The Border Angels finished their historic 4500 mile “Marcha Migrante III” from San Diego to Canada and back on Sunday, February 17.
The group, a human rights organizations founded in 1986 by Enrique Morones to stop the unnecessary deaths of people traveling across the U.S./Mexico border areas of San Diego County and the Imperial Valley, chose to make the 4500 mile caravan, “Marcha Migrante III,” to remember the 4500 immigrants that have died in the border region between U.S. and Mexico. The march went through 40 cities with the message of “Su Voto Es Su Voz,” (Your Vote is Your Voice).
Immigration across the border of economic and political refugees from Mexico and Central America has increased dramatically in recent years, the result of decades of U.S.-engineered civil wars and genocide in Guatemala, El Salvador, and Nicaragua, combined with the economic devastation caused to indigenous communities in Mexico and Central caused by the North American Free Trade Agreement (NAFTA) and the Central American Free Trade Agreement (CAFTA).
“The people of this country will elect a new president this November,” said Morones at a press conference with supporters of the Border Angels at the state capitol in Sacramento on February 6. “We are not supporting any particular presidential candidate – we want to get the candidates to support immigration reform as a pathway for legalization. There are 12 million undocumented workers in this country.”
The first Marcha Migrante, from February 2 to February 28, 2006, went from San Diego to Washington D.C. The theme of this march was to say “No to HR 4437,” a odious piece of anti-immigrant legislation. “After 3-1/2 million people took to the streets in April and more protested in May, the bill was defeated in Congress,” said Morones.
The second Marcha Migrante in 2007 traveled from San Diego to Brownsville, Texas to collect the stories of migrants to bring to Washington D.C.

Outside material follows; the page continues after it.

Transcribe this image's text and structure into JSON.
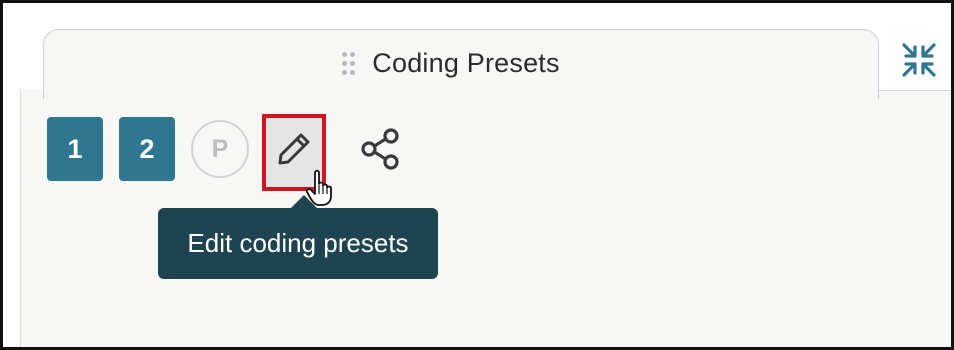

Eric Guerra, staff person for State Senator Gil Cedillo, emphasized that immigrants are essential to the economy and culture of California, with 30 percent of the state’s people being immigrants from other countries. “Cedillo strongly supports your efforts to get out the vote,” said Guerra.
Other speakers at the news conference included Cinthya Munoz from Sacramento City College Brown Issues and MECHA, Jose Sandoval of Voluntarios de La Communidad, Armando Gutierrez from the CSUS Mecha, and Daniel Morales, Treasurer of the GI Forum.
Munoz, who helped organized pro-immigrant rallies and marches in Sacramento in 2006, said it was good that the “Marcha Migrante” was bringing into the public eye again the issue of immigrant rights and deaths on the border. “People are dying on the border,” she said. “The issue hasn’t gone away, even though millions aren’t turning out in the streets like they were in 2006.”
After departing from the press conference in Sacramento, Morones and his supporters drove to Medford, Eugene, Woodburn, and Portland, Oregon. They traveled on to Seattle, Washington and the U.S./Canada border. An action with immigrant rights activist Elvira Arellano was planned on the Canadian side of the border, but the Canadian government refused to issue her a visa.
The group then traveled through Yakima, Washington, Boise, Idaho and Salt Lake Lake City, Utah to urge citizens in Latino communities to get out and vote. They finished their journey with an evening vigil in North Las Vegas on February 16, followed by their return to San Diego and a one-mile walk to the border at 1 p.m. on February 17.
During the spring and summer months, the Border Angels install 340 water stations in the Imperial Valley Desert and surrounding areas. With temperatures reaching as high as 127 degrees, water is critical for survival. Volunteers maintain stations each weekend throughout the spring and summer.
During the fall and winter, the group establishes critical life-saving stations throughout the San Diego Mountain areas. Winter clothing, food and water are placed in winter storage bins to help decrease negative health results from being exposed to the freezing temperature changes that exists in the San Diego County mountain areas this time of year.
The organization also educates citizens and government officials on the status of weather related deaths and racial-discrimination crime deaths. “The Border Angels are proud supporters of equal rights,” according to Morones.
The organization has opposed the racist scapegoating of immigrants by the Minutemen and other anti-immigrant organizations. When the Minutemen descended on San Diego in the spring and summer of 2005, Morones and other activists responded by forming the Gente Unida – “United People”–coalition – and employed creative ways to disrupt the Minutemen’s activities.
More recently, the Border Angels were successful in pressuring CalTrans to remove “Adopt-A-Highway” signs emblazoned with the “Minutemen” name on a two-mile northbound stretch of Interstate 5, north of San Diego, near where Border Patrol agents stop motorists and search for undocumented workers.
Enrique Morones and the Border Angels are true modern day heroes whose goal is to save the lives of people, forced by the impact of U.S. economic and foreign policy in Latin America and oppression by the reactionary regime of Mexican President Felipe Calderon, to migrate across the border in dangerous conditions to seek work.
For more information, call Enrique Morones at (619) 977-9467.
DAN BACHER can be reached at: firstname.lastname@example.org